Assignment: Exact copy required. Repeat the records, but keep the pictures out.

Excerpts from an interface dataset:
▼

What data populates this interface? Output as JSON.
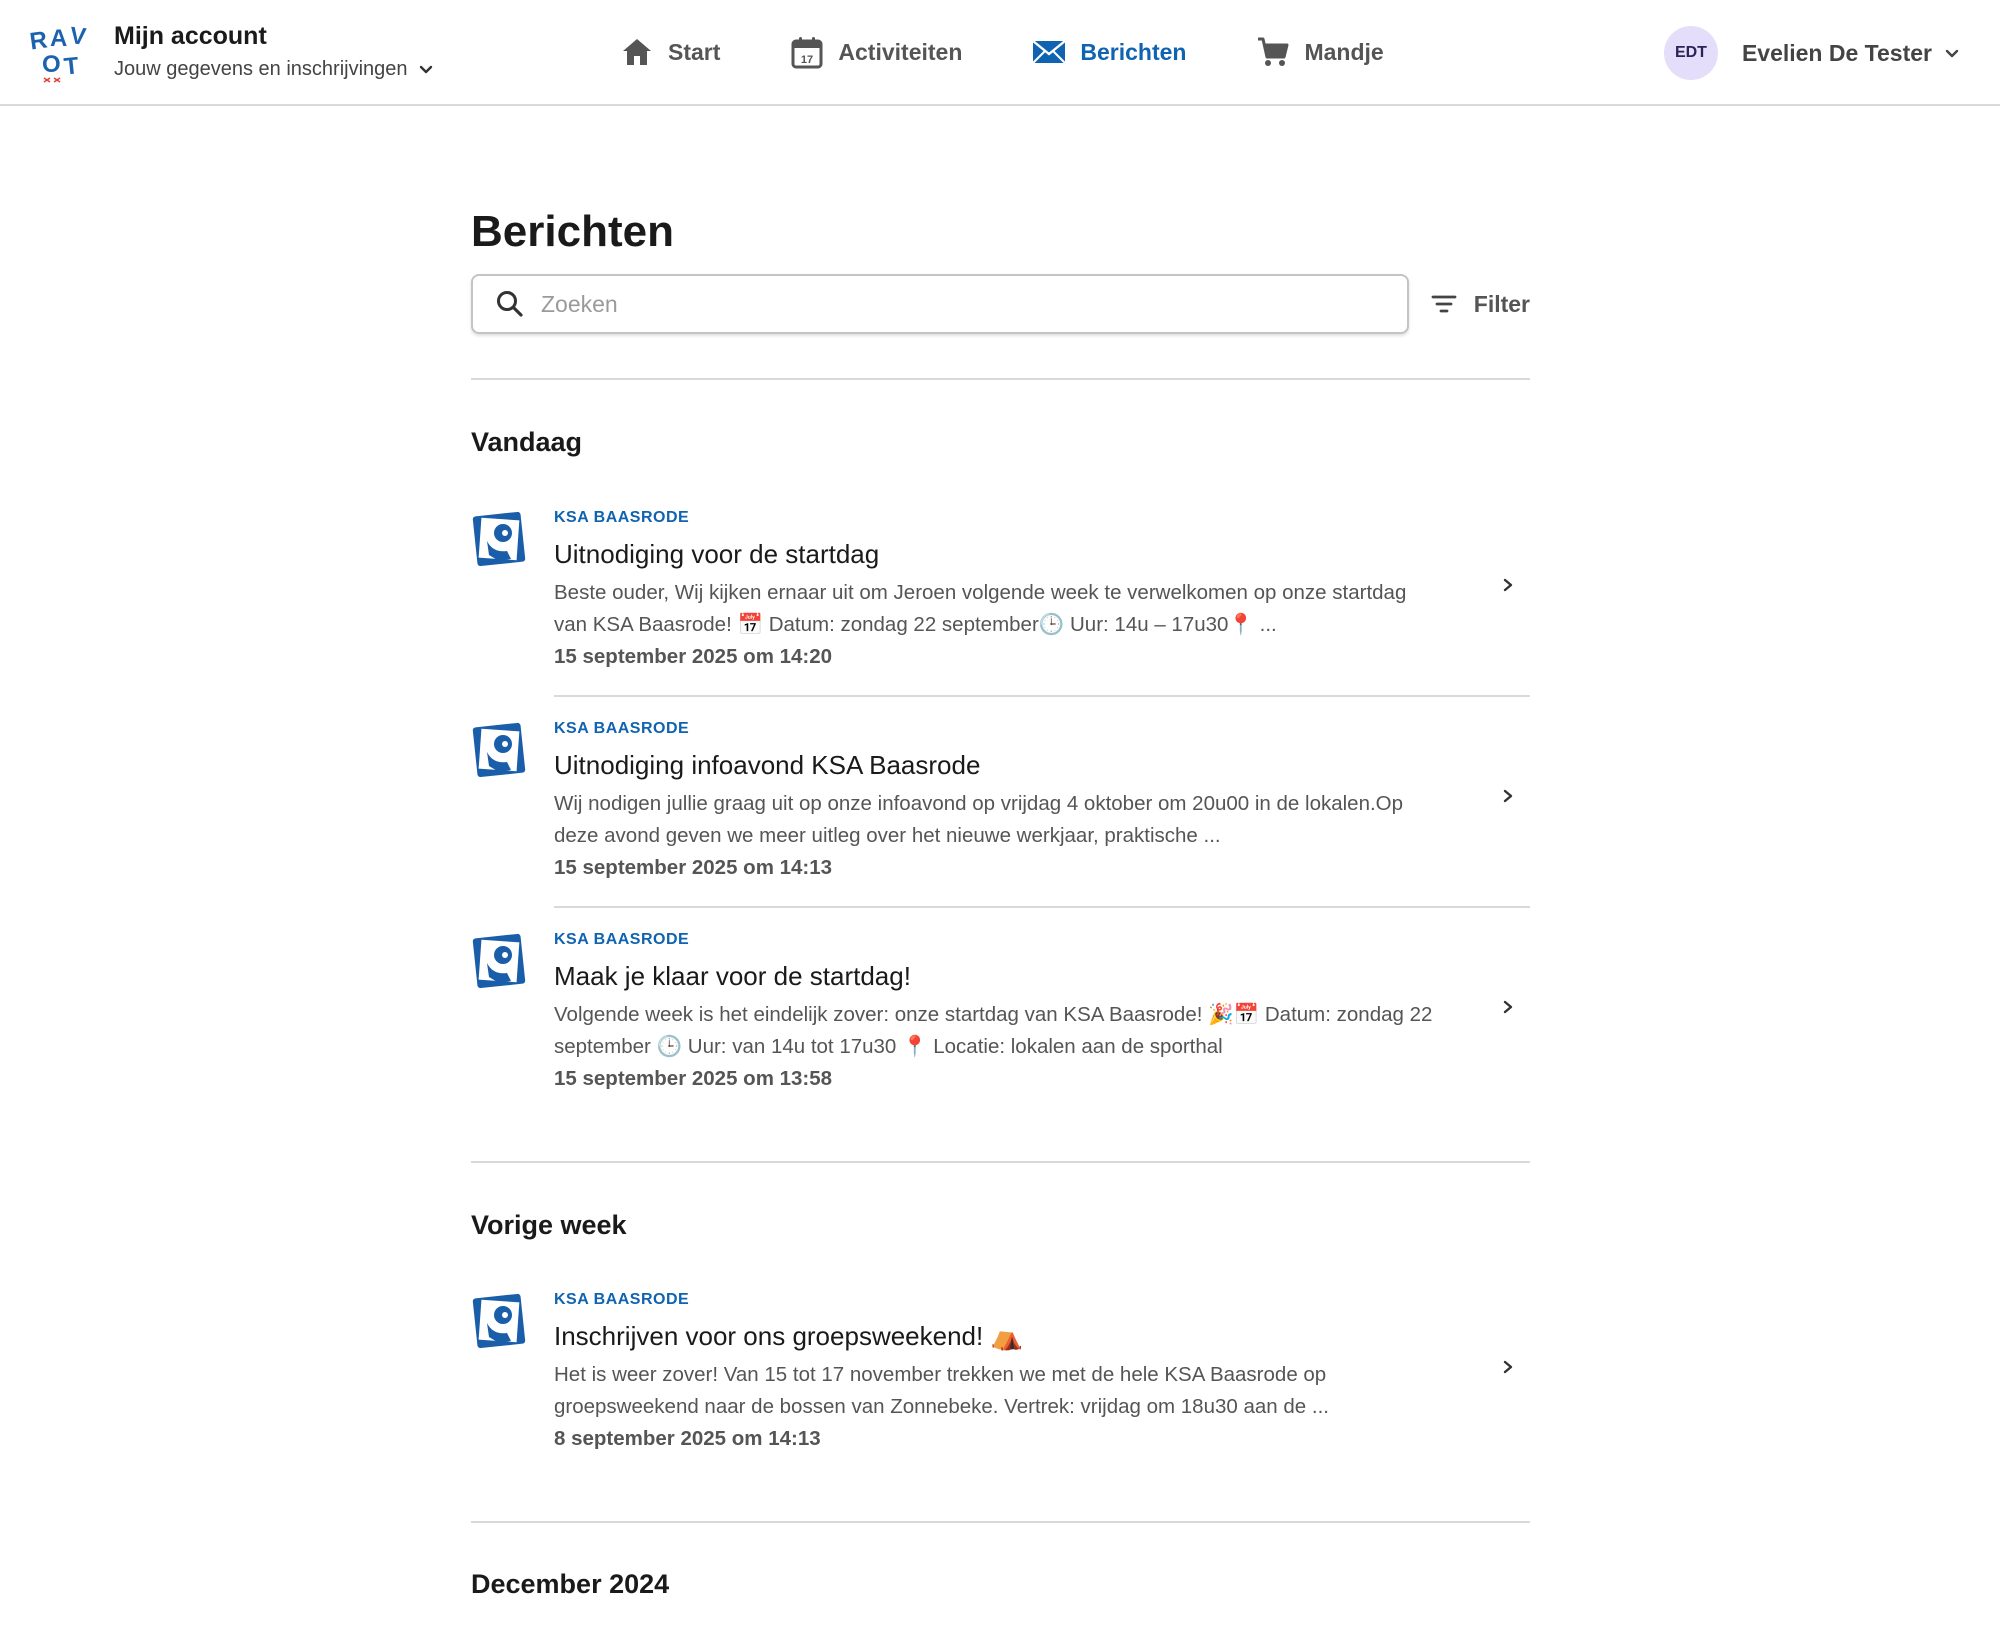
{
  "brand": {
    "logo_text_top": "RAV",
    "logo_text_bottom": "OT"
  },
  "account": {
    "title": "Mijn account",
    "subtitle": "Jouw gegevens en inschrijvingen"
  },
  "nav": {
    "items": [
      {
        "label": "Start",
        "icon": "home-icon",
        "active": false
      },
      {
        "label": "Activiteiten",
        "icon": "calendar-icon",
        "active": false
      },
      {
        "label": "Berichten",
        "icon": "mail-icon",
        "active": true
      },
      {
        "label": "Mandje",
        "icon": "cart-icon",
        "active": false
      }
    ]
  },
  "user": {
    "initials": "EDT",
    "name": "Evelien De Tester"
  },
  "page": {
    "title": "Berichten",
    "search_placeholder": "Zoeken",
    "filter_label": "Filter"
  },
  "sections": [
    {
      "title": "Vandaag",
      "messages": [
        {
          "org": "KSA BAASRODE",
          "title": "Uitnodiging voor de startdag",
          "text": "Beste ouder, Wij kijken ernaar uit om Jeroen volgende week te verwelkomen op onze startdag van KSA Baasrode! 📅 Datum: zondag 22 september🕒 Uur: 14u – 17u30📍 ...",
          "date": "15 september 2025 om 14:20"
        },
        {
          "org": "KSA BAASRODE",
          "title": "Uitnodiging infoavond KSA Baasrode",
          "text": "Wij nodigen jullie graag uit op onze infoavond op vrijdag 4 oktober om 20u00 in de lokalen.Op deze avond geven we meer uitleg over het nieuwe werkjaar, praktische ...",
          "date": "15 september 2025 om 14:13"
        },
        {
          "org": "KSA BAASRODE",
          "title": "Maak je klaar voor de startdag!",
          "text": "Volgende week is het eindelijk zover: onze startdag van KSA Baasrode! 🎉📅 Datum: zondag 22 september 🕒 Uur: van 14u tot 17u30 📍 Locatie: lokalen aan de sporthal",
          "date": "15 september 2025 om 13:58"
        }
      ]
    },
    {
      "title": "Vorige week",
      "messages": [
        {
          "org": "KSA BAASRODE",
          "title": "Inschrijven voor ons groepsweekend! ⛺",
          "text": "Het is weer zover! Van 15 tot 17 november trekken we met de hele KSA Baasrode op groepsweekend naar de bossen van Zonnebeke. Vertrek: vrijdag om 18u30 aan de ...",
          "date": "8 september 2025 om 14:13"
        }
      ]
    },
    {
      "title": "December 2024",
      "messages": []
    }
  ],
  "colors": {
    "accent": "#0f63b0",
    "text": "#1a1a1a",
    "muted": "#555555",
    "divider": "#d9d9d9",
    "avatar_bg": "#e4defb"
  }
}
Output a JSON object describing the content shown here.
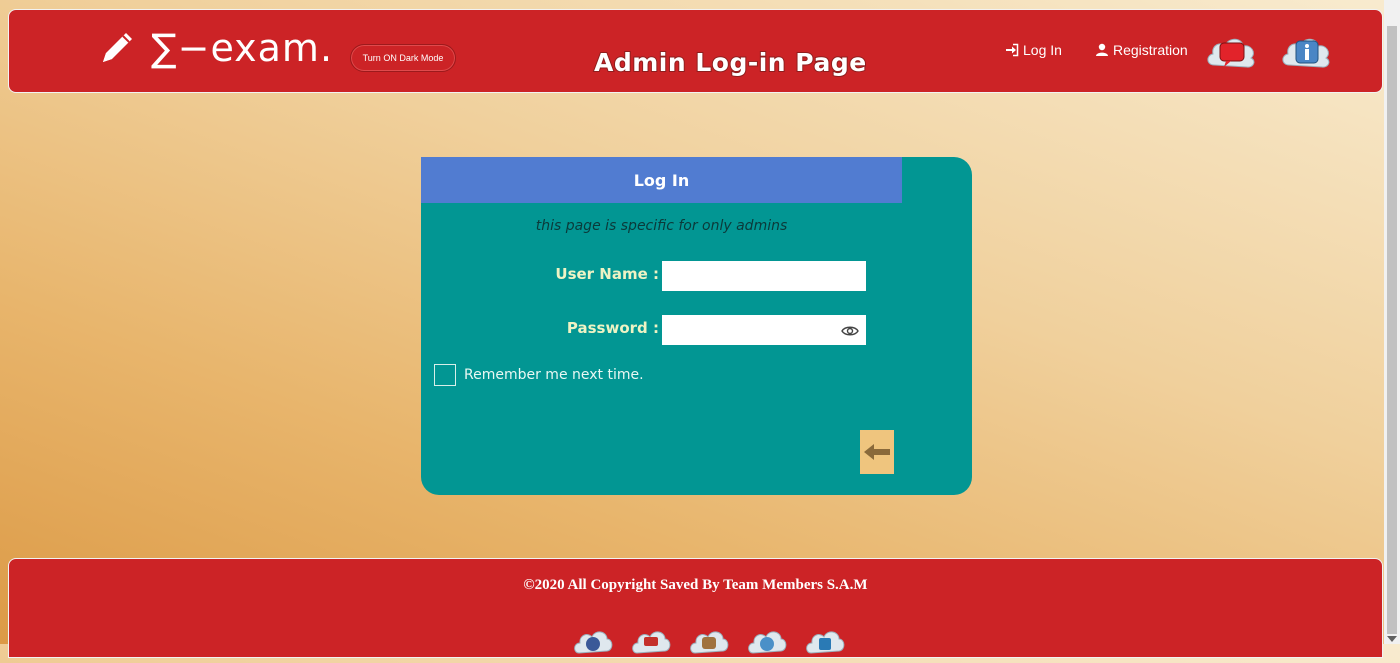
{
  "header": {
    "brand": "∑−exam.",
    "dark_mode_label": "Turn ON Dark Mode",
    "page_title": "Admin Log-in Page",
    "nav": [
      {
        "label": "Log In",
        "icon": "login-icon"
      },
      {
        "label": "Registration",
        "icon": "user-icon"
      }
    ],
    "icons": [
      "chat-cloud-icon",
      "info-cloud-icon"
    ]
  },
  "login": {
    "heading": "Log In",
    "subtitle": "this page is specific for only admins",
    "username_label": "User Name :",
    "username_value": "",
    "password_label": "Password :",
    "password_value": "",
    "remember_label": "Remember me next time.",
    "submit_icon": "arrow-left-icon"
  },
  "footer": {
    "copyright": "©2020 All Copyright Saved By Team Members S.A.M",
    "socials": [
      "facebook-icon",
      "youtube-icon",
      "instagram-icon",
      "twitter-icon",
      "linkedin-icon"
    ]
  },
  "colors": {
    "header_bg": "#cc2326",
    "card_bg": "#029693",
    "card_head_bg": "#517cd1",
    "submit_bg": "#efc57e"
  }
}
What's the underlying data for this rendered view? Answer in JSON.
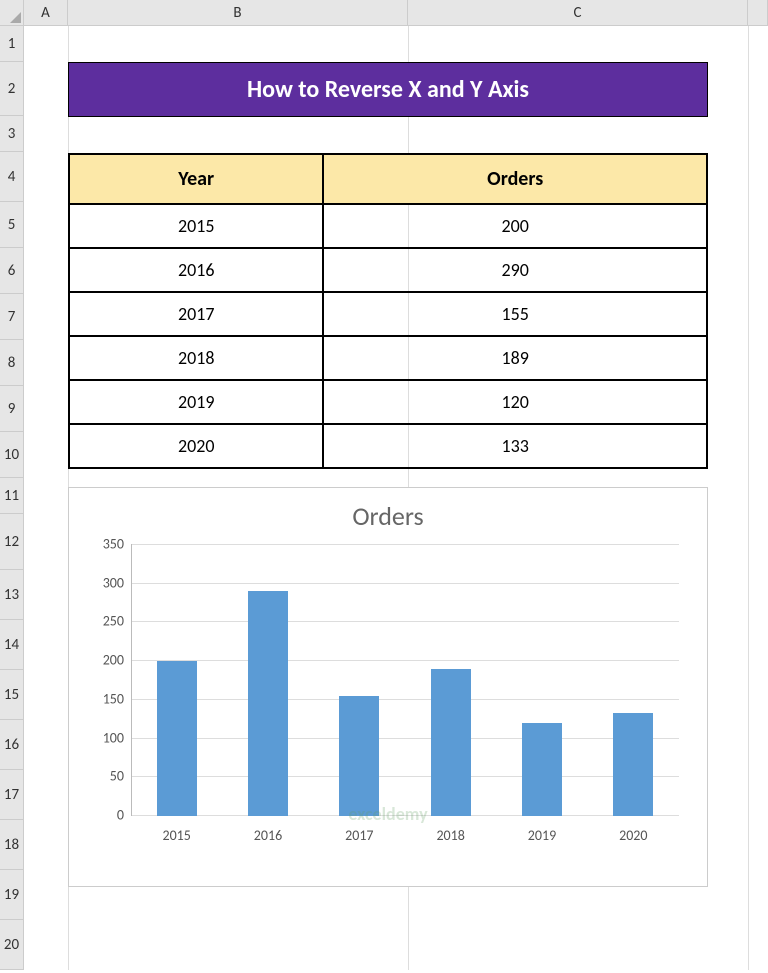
{
  "columns": [
    "A",
    "B",
    "C"
  ],
  "rows": [
    "1",
    "2",
    "3",
    "4",
    "5",
    "6",
    "7",
    "8",
    "9",
    "10",
    "11",
    "12",
    "13",
    "14",
    "15",
    "16",
    "17",
    "18",
    "19",
    "20"
  ],
  "title": "How to Reverse X and Y Axis",
  "table": {
    "headers": {
      "year": "Year",
      "orders": "Orders"
    },
    "rows": [
      {
        "year": "2015",
        "orders": "200"
      },
      {
        "year": "2016",
        "orders": "290"
      },
      {
        "year": "2017",
        "orders": "155"
      },
      {
        "year": "2018",
        "orders": "189"
      },
      {
        "year": "2019",
        "orders": "120"
      },
      {
        "year": "2020",
        "orders": "133"
      }
    ]
  },
  "watermark": "exceldemy",
  "chart_data": {
    "type": "bar",
    "title": "Orders",
    "xlabel": "",
    "ylabel": "",
    "ylim": [
      0,
      350
    ],
    "ystep": 50,
    "categories": [
      "2015",
      "2016",
      "2017",
      "2018",
      "2019",
      "2020"
    ],
    "values": [
      200,
      290,
      155,
      189,
      120,
      133
    ],
    "y_ticks": [
      "0",
      "50",
      "100",
      "150",
      "200",
      "250",
      "300",
      "350"
    ]
  }
}
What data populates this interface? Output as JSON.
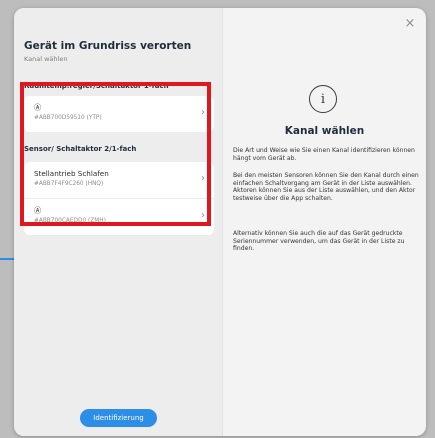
{
  "window": {
    "close_icon": "close-icon",
    "close_glyph": "×"
  },
  "left": {
    "title": "Gerät im Grundriss verorten",
    "subtitle": "Kanal wählen",
    "groups": [
      {
        "label": "Raumtemp.regler/Schaltaktor 1-fach",
        "items": [
          {
            "main": "Ⓐ",
            "sub": "#ABB700D59510 (YTP)"
          }
        ]
      },
      {
        "label": "Sensor/ Schaltaktor 2/1-fach",
        "items": [
          {
            "main": "Stellantrieb Schlafen",
            "sub": "#ABB7F4F9C260 (HNQ)"
          },
          {
            "main": "Ⓐ",
            "sub": "#ABB700CAEDD0 (ZMH)"
          }
        ]
      }
    ],
    "identify_button": "Identifizierung"
  },
  "right": {
    "info_icon": "info-icon",
    "info_glyph": "i",
    "title": "Kanal wählen",
    "paragraphs": [
      "Die Art und Weise wie Sie einen Kanal identifizieren können hängt vom Gerät ab.",
      "Bei den meisten Sensoren können Sie den Kanal durch einen einfachen Schaltvorgang am Gerät in der Liste auswählen. Aktoren können Sie aus der Liste auswählen, und den Aktor testweise über die App schalten.",
      "Alternativ können Sie auch die auf das Gerät gedruckte Seriennummer verwenden, um das Gerät in der Liste zu finden."
    ]
  },
  "colors": {
    "accent": "#2d8ee8",
    "highlight": "#e0171f"
  },
  "icons": {
    "chevron": "chevron-right-icon",
    "chevron_glyph": "›"
  }
}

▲

Task solution:
What data populates this interface? Output as JSON.
{
  "brand": {
    "logo_text_top": "RAV",
    "logo_text_bottom": "OT"
  },
  "account": {
    "title": "Mijn account",
    "subtitle": "Jouw gegevens en inschrijvingen"
  },
  "nav": {
    "items": [
      {
        "label": "Start",
        "icon": "home-icon",
        "active": false
      },
      {
        "label": "Activiteiten",
        "icon": "calendar-icon",
        "active": false
      },
      {
        "label": "Berichten",
        "icon": "mail-icon",
        "active": true
      },
      {
        "label": "Mandje",
        "icon": "cart-icon",
        "active": false
      }
    ]
  },
  "user": {
    "initials": "EDT",
    "name": "Evelien De Tester"
  },
  "page": {
    "title": "Berichten",
    "search_placeholder": "Zoeken",
    "filter_label": "Filter"
  },
  "sections": [
    {
      "title": "Vandaag",
      "messages": [
        {
          "org": "KSA BAASRODE",
          "title": "Uitnodiging voor de startdag",
          "text": "Beste ouder, Wij kijken ernaar uit om Jeroen volgende week te verwelkomen op onze startdag van KSA Baasrode! 📅 Datum: zondag 22 september🕒 Uur: 14u – 17u30📍 ...",
          "date": "15 september 2025 om 14:20"
        },
        {
          "org": "KSA BAASRODE",
          "title": "Uitnodiging infoavond KSA Baasrode",
          "text": "Wij nodigen jullie graag uit op onze infoavond op vrijdag 4 oktober om 20u00 in de lokalen.Op deze avond geven we meer uitleg over het nieuwe werkjaar, praktische ...",
          "date": "15 september 2025 om 14:13"
        },
        {
          "org": "KSA BAASRODE",
          "title": "Maak je klaar voor de startdag!",
          "text": "Volgende week is het eindelijk zover: onze startdag van KSA Baasrode! 🎉📅 Datum: zondag 22 september 🕒 Uur: van 14u tot 17u30 📍 Locatie: lokalen aan de sporthal",
          "date": "15 september 2025 om 13:58"
        }
      ]
    },
    {
      "title": "Vorige week",
      "messages": [
        {
          "org": "KSA BAASRODE",
          "title": "Inschrijven voor ons groepsweekend! ⛺",
          "text": "Het is weer zover! Van 15 tot 17 november trekken we met de hele KSA Baasrode op groepsweekend naar de bossen van Zonnebeke. Vertrek: vrijdag om 18u30 aan de ...",
          "date": "8 september 2025 om 14:13"
        }
      ]
    },
    {
      "title": "December 2024",
      "messages": []
    }
  ],
  "colors": {
    "accent": "#0f63b0",
    "text": "#1a1a1a",
    "muted": "#555555",
    "divider": "#d9d9d9",
    "avatar_bg": "#e4defb"
  }
}
Output a JSON object describing the content shown here.
{
  "header": {
    "brand": "∑−exam.",
    "dark_mode_label": "Turn ON Dark Mode",
    "page_title": "Admin Log-in Page",
    "nav": [
      {
        "label": "Log In",
        "icon": "login-icon"
      },
      {
        "label": "Registration",
        "icon": "user-icon"
      }
    ],
    "icons": [
      "chat-cloud-icon",
      "info-cloud-icon"
    ]
  },
  "login": {
    "heading": "Log In",
    "subtitle": "this page is specific for only admins",
    "username_label": "User Name :",
    "username_value": "",
    "password_label": "Password :",
    "password_value": "",
    "remember_label": "Remember me next time.",
    "submit_icon": "arrow-left-icon"
  },
  "footer": {
    "copyright": "©2020 All Copyright Saved By Team Members S.A.M",
    "socials": [
      "facebook-icon",
      "youtube-icon",
      "instagram-icon",
      "twitter-icon",
      "linkedin-icon"
    ]
  },
  "colors": {
    "header_bg": "#cc2326",
    "card_bg": "#029693",
    "card_head_bg": "#517cd1",
    "submit_bg": "#efc57e"
  }
}
What's the underlying data for this rendered view? Answer in JSON.
{
  "columns": [
    "A",
    "B",
    "C"
  ],
  "rows": [
    "1",
    "2",
    "3",
    "4",
    "5",
    "6",
    "7",
    "8",
    "9",
    "10",
    "11",
    "12",
    "13",
    "14",
    "15",
    "16",
    "17",
    "18",
    "19",
    "20"
  ],
  "title": "How to Reverse X and Y Axis",
  "table": {
    "headers": {
      "year": "Year",
      "orders": "Orders"
    },
    "rows": [
      {
        "year": "2015",
        "orders": "200"
      },
      {
        "year": "2016",
        "orders": "290"
      },
      {
        "year": "2017",
        "orders": "155"
      },
      {
        "year": "2018",
        "orders": "189"
      },
      {
        "year": "2019",
        "orders": "120"
      },
      {
        "year": "2020",
        "orders": "133"
      }
    ]
  },
  "watermark": "exceldemy",
  "chart_data": {
    "type": "bar",
    "title": "Orders",
    "xlabel": "",
    "ylabel": "",
    "ylim": [
      0,
      350
    ],
    "ystep": 50,
    "categories": [
      "2015",
      "2016",
      "2017",
      "2018",
      "2019",
      "2020"
    ],
    "values": [
      200,
      290,
      155,
      189,
      120,
      133
    ],
    "y_ticks": [
      "0",
      "50",
      "100",
      "150",
      "200",
      "250",
      "300",
      "350"
    ]
  }
}
What data populates this interface? Output as JSON.
{
  "window": {
    "close_icon": "close-icon",
    "close_glyph": "×"
  },
  "left": {
    "title": "Gerät im Grundriss verorten",
    "subtitle": "Kanal wählen",
    "groups": [
      {
        "label": "Raumtemp.regler/Schaltaktor 1-fach",
        "items": [
          {
            "main": "Ⓐ",
            "sub": "#ABB700D59510 (YTP)"
          }
        ]
      },
      {
        "label": "Sensor/ Schaltaktor 2/1-fach",
        "items": [
          {
            "main": "Stellantrieb Schlafen",
            "sub": "#ABB7F4F9C260 (HNQ)"
          },
          {
            "main": "Ⓐ",
            "sub": "#ABB700CAEDD0 (ZMH)"
          }
        ]
      }
    ],
    "identify_button": "Identifizierung"
  },
  "right": {
    "info_icon": "info-icon",
    "info_glyph": "i",
    "title": "Kanal wählen",
    "paragraphs": [
      "Die Art und Weise wie Sie einen Kanal identifizieren können hängt vom Gerät ab.",
      "Bei den meisten Sensoren können Sie den Kanal durch einen einfachen Schaltvorgang am Gerät in der Liste auswählen. Aktoren können Sie aus der Liste auswählen, und den Aktor testweise über die App schalten.",
      "Alternativ können Sie auch die auf das Gerät gedruckte Seriennummer verwenden, um das Gerät in der Liste zu finden."
    ]
  },
  "colors": {
    "accent": "#2d8ee8",
    "highlight": "#e0171f"
  },
  "icons": {
    "chevron": "chevron-right-icon",
    "chevron_glyph": "›"
  }
}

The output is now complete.